* [DATA RECORDS]:
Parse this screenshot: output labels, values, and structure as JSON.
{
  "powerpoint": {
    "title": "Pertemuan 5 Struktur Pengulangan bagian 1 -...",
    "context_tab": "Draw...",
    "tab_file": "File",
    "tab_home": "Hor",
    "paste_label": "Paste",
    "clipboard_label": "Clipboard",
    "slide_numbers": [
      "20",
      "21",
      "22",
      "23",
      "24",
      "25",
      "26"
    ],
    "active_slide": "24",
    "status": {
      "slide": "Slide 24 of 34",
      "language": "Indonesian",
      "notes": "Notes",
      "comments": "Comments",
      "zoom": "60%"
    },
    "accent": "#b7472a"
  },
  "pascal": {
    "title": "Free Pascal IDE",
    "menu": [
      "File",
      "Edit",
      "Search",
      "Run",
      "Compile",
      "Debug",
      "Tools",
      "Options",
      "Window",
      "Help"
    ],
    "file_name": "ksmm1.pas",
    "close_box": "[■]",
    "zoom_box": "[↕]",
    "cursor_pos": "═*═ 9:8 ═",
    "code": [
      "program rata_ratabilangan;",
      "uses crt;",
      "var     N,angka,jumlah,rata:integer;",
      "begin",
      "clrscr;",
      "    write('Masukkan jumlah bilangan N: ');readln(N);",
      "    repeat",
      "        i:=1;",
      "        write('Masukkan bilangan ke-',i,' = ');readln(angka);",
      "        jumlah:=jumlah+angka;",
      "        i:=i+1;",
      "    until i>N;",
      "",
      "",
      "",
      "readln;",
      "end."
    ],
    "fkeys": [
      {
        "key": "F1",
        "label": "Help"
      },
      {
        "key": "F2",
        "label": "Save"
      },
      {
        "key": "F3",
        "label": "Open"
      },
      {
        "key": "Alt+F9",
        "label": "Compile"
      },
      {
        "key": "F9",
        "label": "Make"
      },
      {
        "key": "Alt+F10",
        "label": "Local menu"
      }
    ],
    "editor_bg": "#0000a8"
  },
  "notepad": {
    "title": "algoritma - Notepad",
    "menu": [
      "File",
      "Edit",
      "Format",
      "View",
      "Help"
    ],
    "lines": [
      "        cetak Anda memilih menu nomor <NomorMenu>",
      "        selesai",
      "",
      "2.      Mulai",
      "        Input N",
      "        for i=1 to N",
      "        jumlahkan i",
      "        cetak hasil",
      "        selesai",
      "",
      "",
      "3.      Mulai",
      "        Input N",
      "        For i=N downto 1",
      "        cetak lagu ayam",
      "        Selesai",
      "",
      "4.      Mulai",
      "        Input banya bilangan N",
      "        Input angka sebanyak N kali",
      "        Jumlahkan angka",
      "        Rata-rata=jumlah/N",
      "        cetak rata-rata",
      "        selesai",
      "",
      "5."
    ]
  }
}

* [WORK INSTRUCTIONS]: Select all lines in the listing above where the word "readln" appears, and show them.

* [SOLUTION TO THIS PROBLEM]:
      "    write('Masukkan jumlah bilangan N: ');readln(N);",
      "        write('Masukkan bilangan ke-',i,' = ');readln(angka);",
      "readln;",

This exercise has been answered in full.